THE INPUT:
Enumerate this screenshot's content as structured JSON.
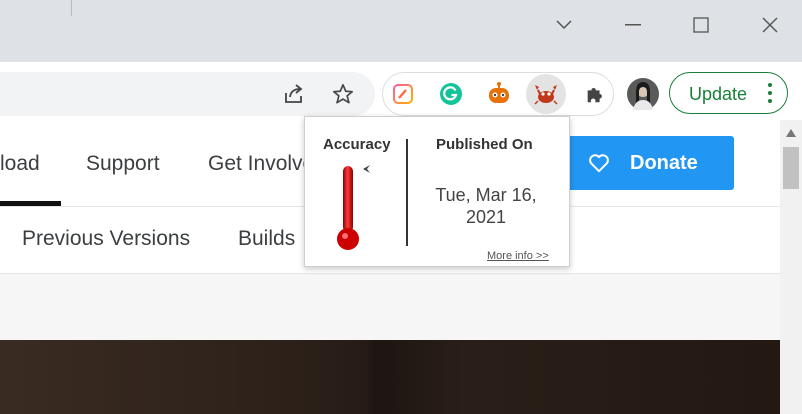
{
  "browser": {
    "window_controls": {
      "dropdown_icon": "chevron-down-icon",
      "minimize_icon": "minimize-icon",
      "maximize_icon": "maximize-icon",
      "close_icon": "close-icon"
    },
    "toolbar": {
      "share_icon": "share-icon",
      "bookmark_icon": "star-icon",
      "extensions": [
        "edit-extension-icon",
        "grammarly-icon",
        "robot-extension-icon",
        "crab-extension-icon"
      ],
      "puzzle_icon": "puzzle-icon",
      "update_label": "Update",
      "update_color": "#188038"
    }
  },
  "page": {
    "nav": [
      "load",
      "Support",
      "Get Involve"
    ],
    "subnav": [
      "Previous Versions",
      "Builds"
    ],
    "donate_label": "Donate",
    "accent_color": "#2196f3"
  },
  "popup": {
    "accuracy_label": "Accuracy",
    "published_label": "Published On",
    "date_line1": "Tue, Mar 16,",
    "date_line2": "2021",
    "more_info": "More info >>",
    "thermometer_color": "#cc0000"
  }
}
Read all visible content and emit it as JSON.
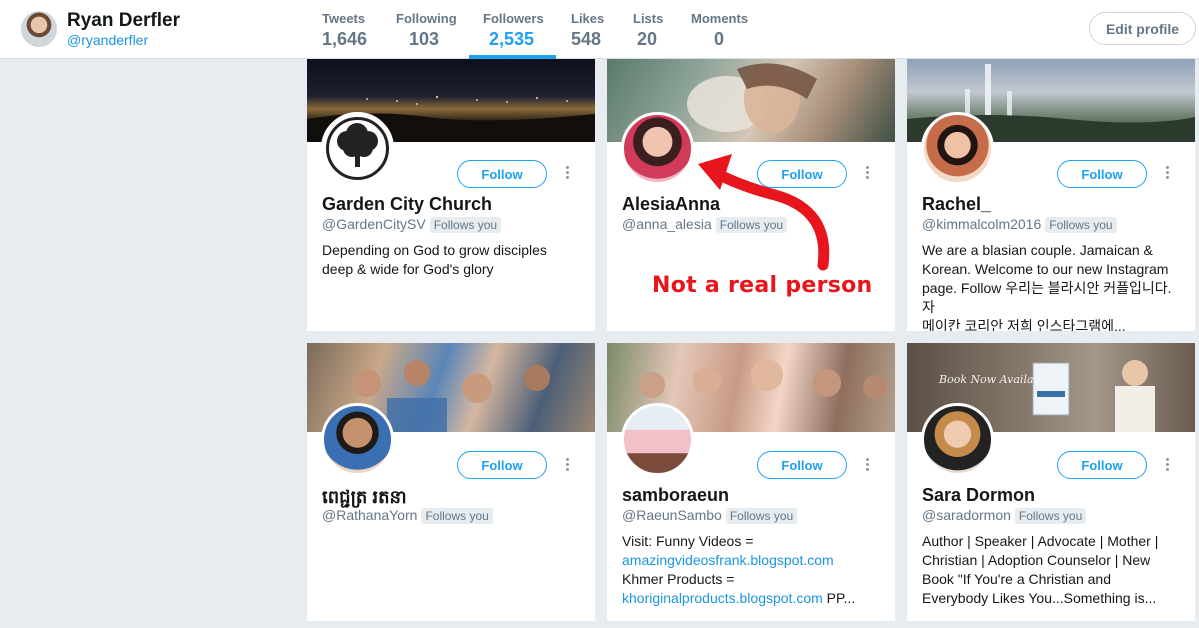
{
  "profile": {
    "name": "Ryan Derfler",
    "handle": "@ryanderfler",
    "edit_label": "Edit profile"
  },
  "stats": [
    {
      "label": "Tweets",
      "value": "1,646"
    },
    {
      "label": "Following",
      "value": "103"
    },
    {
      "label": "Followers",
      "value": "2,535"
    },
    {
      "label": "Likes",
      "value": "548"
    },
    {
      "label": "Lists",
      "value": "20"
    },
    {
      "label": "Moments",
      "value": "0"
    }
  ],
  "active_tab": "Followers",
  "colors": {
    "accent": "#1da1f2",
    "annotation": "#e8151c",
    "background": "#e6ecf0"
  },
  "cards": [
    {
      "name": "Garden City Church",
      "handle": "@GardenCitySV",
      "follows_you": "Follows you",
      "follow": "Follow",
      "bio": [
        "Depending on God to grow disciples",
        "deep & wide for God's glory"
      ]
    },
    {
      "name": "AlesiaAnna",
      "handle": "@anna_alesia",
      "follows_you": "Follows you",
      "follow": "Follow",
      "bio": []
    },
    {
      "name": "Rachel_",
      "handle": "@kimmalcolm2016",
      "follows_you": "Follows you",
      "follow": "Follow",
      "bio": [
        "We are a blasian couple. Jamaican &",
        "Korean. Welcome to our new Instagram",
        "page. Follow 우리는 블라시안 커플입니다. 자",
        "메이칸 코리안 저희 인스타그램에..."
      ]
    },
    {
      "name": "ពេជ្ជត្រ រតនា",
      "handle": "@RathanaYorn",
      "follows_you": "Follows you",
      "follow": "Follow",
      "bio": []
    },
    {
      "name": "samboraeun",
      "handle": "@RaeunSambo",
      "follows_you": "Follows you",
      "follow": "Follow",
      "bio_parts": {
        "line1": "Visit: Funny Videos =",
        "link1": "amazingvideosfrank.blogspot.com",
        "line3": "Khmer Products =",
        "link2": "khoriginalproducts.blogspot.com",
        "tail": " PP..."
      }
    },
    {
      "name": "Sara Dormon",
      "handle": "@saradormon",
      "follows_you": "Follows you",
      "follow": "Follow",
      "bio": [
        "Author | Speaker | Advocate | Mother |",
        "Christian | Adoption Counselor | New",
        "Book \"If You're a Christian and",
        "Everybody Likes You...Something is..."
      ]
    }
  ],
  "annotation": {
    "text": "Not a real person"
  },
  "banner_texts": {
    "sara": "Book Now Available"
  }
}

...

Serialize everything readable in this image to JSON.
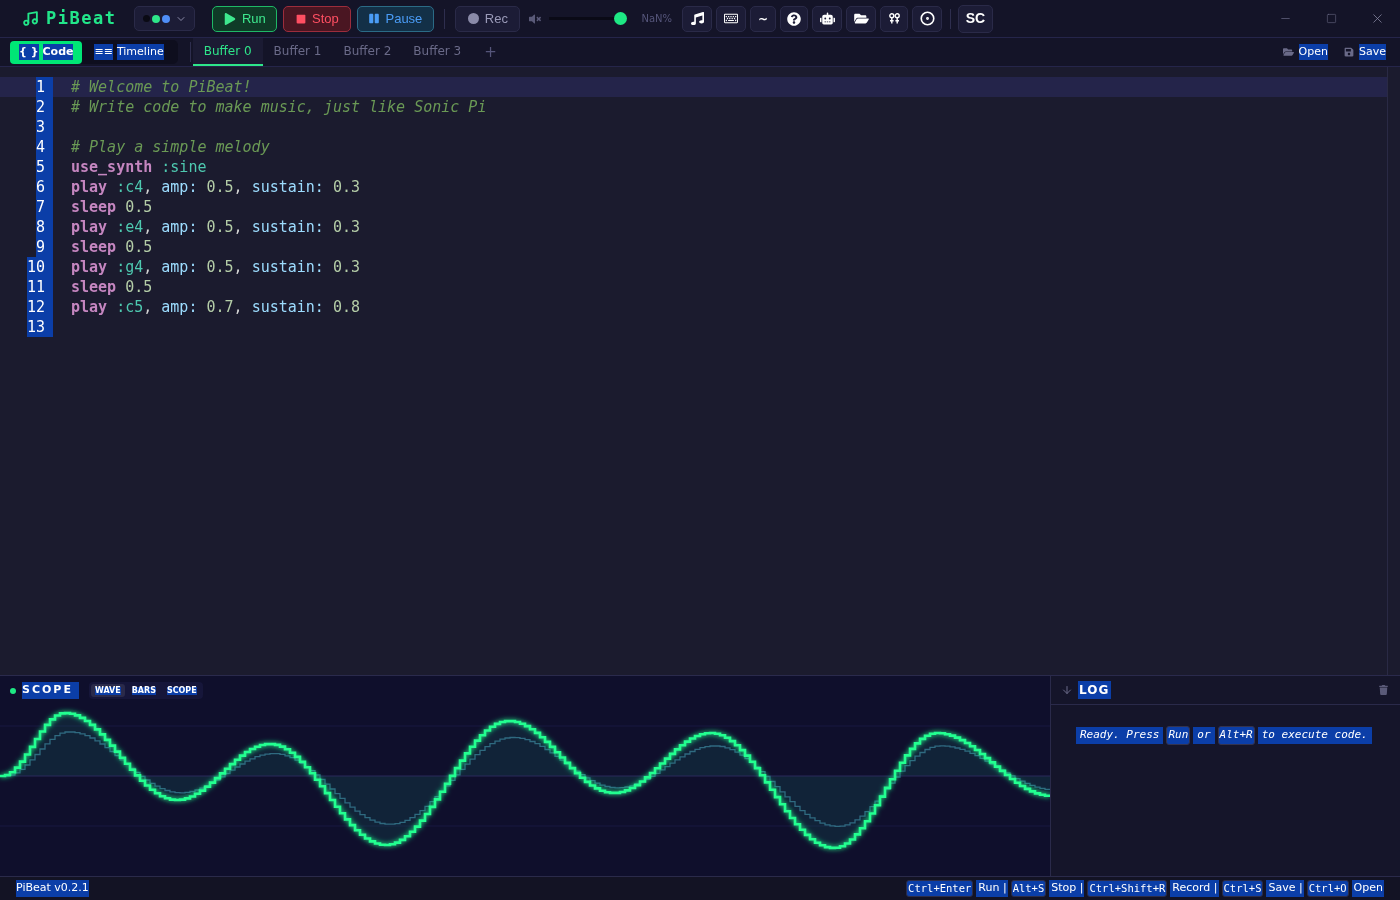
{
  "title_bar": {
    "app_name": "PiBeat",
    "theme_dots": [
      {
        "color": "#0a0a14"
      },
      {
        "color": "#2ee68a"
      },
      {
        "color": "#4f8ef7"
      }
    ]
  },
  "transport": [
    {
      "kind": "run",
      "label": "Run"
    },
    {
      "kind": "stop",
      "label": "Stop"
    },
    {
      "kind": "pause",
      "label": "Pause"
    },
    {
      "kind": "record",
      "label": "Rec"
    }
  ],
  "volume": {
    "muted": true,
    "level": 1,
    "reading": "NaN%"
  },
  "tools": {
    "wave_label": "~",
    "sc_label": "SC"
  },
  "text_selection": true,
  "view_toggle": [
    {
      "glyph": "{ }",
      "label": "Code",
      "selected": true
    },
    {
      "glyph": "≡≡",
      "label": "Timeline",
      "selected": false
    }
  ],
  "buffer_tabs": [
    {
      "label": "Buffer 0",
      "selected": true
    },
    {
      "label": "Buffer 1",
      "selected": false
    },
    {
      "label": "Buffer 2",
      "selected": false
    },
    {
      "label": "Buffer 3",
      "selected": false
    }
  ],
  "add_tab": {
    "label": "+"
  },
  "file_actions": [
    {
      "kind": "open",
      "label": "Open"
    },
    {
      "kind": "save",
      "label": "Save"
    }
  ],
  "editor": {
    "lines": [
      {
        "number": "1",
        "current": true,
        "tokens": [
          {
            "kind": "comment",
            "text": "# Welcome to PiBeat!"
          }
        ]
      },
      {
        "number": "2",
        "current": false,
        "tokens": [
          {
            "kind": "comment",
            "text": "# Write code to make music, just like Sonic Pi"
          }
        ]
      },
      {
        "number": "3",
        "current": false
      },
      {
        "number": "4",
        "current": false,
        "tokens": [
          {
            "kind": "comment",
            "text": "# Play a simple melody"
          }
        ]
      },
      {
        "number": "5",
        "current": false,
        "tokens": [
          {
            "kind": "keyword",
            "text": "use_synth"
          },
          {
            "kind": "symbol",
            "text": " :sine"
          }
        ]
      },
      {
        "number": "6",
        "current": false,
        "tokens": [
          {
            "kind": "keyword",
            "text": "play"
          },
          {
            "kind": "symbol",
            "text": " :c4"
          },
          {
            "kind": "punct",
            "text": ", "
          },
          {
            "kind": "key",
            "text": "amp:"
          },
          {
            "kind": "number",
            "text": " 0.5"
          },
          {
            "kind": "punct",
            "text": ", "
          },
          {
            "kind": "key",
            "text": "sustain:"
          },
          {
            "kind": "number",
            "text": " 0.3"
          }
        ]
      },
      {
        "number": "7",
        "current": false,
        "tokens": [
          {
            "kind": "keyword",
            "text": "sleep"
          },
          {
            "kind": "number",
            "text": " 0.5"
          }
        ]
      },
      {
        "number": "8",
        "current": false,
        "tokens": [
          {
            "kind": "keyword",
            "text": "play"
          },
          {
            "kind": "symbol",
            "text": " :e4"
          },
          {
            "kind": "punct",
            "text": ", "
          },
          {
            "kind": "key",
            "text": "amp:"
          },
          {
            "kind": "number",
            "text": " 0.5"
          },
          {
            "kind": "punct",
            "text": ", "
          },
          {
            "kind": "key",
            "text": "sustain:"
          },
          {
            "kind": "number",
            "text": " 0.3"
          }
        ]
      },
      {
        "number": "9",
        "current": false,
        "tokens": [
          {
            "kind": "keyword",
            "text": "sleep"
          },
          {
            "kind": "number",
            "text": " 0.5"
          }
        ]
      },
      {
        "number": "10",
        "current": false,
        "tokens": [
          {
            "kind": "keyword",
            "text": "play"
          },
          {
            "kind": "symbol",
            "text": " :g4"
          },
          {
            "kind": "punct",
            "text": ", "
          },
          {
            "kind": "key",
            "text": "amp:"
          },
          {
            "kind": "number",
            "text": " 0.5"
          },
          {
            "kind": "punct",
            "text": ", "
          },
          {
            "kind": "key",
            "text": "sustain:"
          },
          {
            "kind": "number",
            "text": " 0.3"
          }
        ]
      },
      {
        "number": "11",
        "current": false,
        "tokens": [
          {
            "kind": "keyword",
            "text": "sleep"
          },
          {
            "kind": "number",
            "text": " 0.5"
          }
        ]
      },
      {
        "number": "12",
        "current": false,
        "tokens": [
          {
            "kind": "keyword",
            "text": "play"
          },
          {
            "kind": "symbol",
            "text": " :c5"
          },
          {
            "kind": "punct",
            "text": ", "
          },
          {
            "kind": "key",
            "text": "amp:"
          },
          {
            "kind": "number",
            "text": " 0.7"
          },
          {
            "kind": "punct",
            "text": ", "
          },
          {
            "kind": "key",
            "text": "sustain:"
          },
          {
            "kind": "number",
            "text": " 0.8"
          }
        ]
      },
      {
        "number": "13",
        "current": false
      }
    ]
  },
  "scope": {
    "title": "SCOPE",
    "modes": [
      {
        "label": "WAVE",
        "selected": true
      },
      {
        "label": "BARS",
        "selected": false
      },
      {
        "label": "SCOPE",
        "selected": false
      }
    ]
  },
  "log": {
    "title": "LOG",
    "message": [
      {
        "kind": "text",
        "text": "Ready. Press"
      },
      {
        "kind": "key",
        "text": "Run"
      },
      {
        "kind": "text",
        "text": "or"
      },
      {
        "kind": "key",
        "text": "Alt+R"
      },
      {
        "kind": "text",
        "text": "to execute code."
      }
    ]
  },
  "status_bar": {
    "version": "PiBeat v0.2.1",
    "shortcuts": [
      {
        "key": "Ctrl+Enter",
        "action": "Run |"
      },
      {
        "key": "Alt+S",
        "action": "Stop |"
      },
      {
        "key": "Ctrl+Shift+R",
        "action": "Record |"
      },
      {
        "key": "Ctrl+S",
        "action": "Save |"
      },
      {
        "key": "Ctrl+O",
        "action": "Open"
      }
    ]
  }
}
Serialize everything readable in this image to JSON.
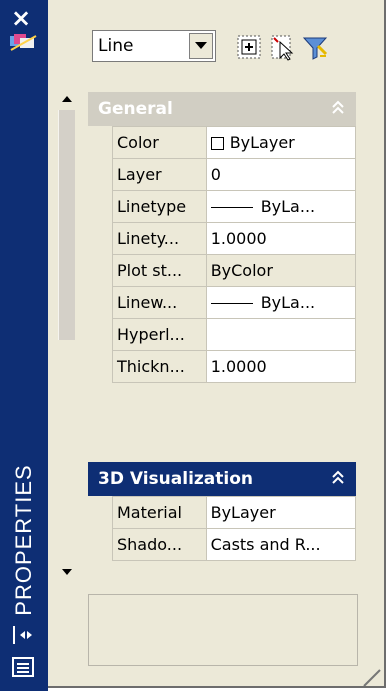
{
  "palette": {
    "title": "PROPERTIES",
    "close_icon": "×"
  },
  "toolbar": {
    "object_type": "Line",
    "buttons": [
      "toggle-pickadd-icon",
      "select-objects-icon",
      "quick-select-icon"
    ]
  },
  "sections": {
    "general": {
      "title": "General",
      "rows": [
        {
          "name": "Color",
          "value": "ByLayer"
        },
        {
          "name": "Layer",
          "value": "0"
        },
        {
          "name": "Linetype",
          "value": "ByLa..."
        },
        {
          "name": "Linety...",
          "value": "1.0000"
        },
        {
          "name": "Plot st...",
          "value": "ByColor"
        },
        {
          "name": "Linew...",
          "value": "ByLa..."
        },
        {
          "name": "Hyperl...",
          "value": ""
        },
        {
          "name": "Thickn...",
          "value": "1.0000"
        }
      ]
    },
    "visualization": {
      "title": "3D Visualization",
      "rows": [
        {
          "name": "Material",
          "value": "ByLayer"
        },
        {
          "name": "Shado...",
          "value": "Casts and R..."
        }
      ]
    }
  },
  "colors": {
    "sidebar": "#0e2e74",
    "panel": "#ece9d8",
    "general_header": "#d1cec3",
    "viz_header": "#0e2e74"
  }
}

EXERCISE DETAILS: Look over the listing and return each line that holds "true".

SOLVED EXERCISE:
    "muted": true,
  "text_selection": true,
      "selected": true
      "selected": true
        "current": true,
        "selected": true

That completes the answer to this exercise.